I even developed a crush on Kelly MacDonald who I predicted rightly for a change would be one to look out for in the future of cinema. (others like Rosario Dawson would also work out but for each one I predicted correctly as a future superstar there is a Eddie Furlong or Brad Renfro who I was wrong about)
Now while the film had it’s detractors who claimed that the film glamorized heroin addiction to a small degree it did make it seem exciting or let you experience part of the trip but for all of that it also showed you the horrors of the addiction too. I think that the likeability of the characters got in the way. The detractors probably felt that if you liked the characters you were saying addition is ok. Which is not true considering there are a lot of people in the world we like thy just happen to do things we don’ like or look down upon it doesn’t mean we should hate them.
The film is carried on the shoulders of out protagonist and narrator Ewan McGregor who uses his natural talent and charisma to make us sympathetic and like his character. He is part of a ensemble who all make themselves memorable in some way but due to the time we have spent with him we find Ewan’s character the heart of the film.
The film is truly the work of someone is a master filmmaker. This was only his second film and he shows such a mastery of his own craft that you can tell he would be a force to be reckoned with. Which by now with his subsequent films, Such as SLUMDOG MILLIONAIRE, MILLIONS, SUNSHINE. has been proven to be true. even the films that are considered disappointments still have something noteworthy to show. Even his bad films are better then half the things out there.
The visuals so lush and expressive you could put the film on mute and play it while music plays or at a party and still be able to follow it.
The film is never boring, it keeps you on your toes.
A MUST SEE
- Currently 5.0/5 Stars.
is fantastic, incredible, a of the best films
what i saw in a lot years
the live pura y dura
buscarse la live
joder a los colegas …………………….
en la vida lo unico k tiens es tu cuerpo
cuando llegues a pensar k dominas esos aspecto
sabes lo k kiers
de la vida
yo ya lo sabia desde toda la vida
para mi k es un idea apriori kon la k kada persona nace
ers como ers
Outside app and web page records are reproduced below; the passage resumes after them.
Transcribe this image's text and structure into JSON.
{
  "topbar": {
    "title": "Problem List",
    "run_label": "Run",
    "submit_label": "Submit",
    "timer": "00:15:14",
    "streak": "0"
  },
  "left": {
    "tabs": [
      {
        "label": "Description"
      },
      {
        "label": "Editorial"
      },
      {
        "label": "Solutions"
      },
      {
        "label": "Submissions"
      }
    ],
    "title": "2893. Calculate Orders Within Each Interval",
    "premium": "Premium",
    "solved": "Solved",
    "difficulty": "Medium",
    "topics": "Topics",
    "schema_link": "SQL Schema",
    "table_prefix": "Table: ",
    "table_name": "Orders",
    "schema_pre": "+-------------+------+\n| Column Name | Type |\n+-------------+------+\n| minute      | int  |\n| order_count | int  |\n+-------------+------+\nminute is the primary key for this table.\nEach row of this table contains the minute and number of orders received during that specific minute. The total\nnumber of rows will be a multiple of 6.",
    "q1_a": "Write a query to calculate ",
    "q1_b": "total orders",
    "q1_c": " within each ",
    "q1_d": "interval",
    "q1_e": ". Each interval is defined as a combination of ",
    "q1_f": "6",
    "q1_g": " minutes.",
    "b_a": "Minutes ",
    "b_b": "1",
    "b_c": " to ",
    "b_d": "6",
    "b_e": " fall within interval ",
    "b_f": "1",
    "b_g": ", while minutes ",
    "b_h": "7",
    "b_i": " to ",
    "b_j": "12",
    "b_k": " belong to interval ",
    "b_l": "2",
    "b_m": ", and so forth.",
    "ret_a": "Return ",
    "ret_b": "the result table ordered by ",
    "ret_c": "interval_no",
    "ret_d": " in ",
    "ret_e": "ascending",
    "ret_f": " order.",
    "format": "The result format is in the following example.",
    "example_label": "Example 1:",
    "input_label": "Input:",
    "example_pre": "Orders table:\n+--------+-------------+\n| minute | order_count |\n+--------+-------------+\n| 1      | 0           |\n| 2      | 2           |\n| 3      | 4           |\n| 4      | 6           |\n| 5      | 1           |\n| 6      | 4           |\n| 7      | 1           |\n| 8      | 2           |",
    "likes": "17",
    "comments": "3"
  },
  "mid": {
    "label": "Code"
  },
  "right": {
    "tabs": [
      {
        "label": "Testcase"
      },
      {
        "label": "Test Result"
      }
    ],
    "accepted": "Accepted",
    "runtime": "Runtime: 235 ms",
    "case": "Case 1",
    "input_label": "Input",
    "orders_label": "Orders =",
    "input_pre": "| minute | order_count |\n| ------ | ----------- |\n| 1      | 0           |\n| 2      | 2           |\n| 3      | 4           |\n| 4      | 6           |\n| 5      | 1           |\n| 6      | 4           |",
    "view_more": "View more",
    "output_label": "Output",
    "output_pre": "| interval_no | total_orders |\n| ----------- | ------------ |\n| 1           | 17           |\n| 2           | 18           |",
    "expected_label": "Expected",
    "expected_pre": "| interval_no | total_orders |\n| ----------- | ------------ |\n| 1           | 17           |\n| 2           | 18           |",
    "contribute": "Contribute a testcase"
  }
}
y k la vida ni los años te cambien
beeeeennnnnnnnnnnnnnnnnnnnnnhappy my friend,
be wather, the wather can heat, can flow, be wather my friend.
de la genialidad a la lokura solo hay un paso
los rikos no son lokos son excentricos
- Currently 3.0/5 Stars.
Trainspotting is the best film of the 90’s. Lemme make the case:
No film captured the zeitgeist exuberance that was in the air at the time. It’s a movie that felt like it could only be made at that time. It’s the equivalent of what hipsters are trying to be today, without the pretentious bullshit and fakeness associated with that scene.
Secondly, Danny Boyle and cast brought something unique to that material, a priceless screenplay adaptation by John Hodge. It’s the best screenplay I’ve ever read. It’s so full of classic moment and quoteable dialogue that you want to go back and forth and enjoy it again. For such a bleak story the proceedings have a lot of energy. Boyle’s best film to date, incredibly inventive direction that complements the characters.
It ain’t Pulp Fiction. I’ll take Trainspotting any day.
- Currently 5.0/5 Stars.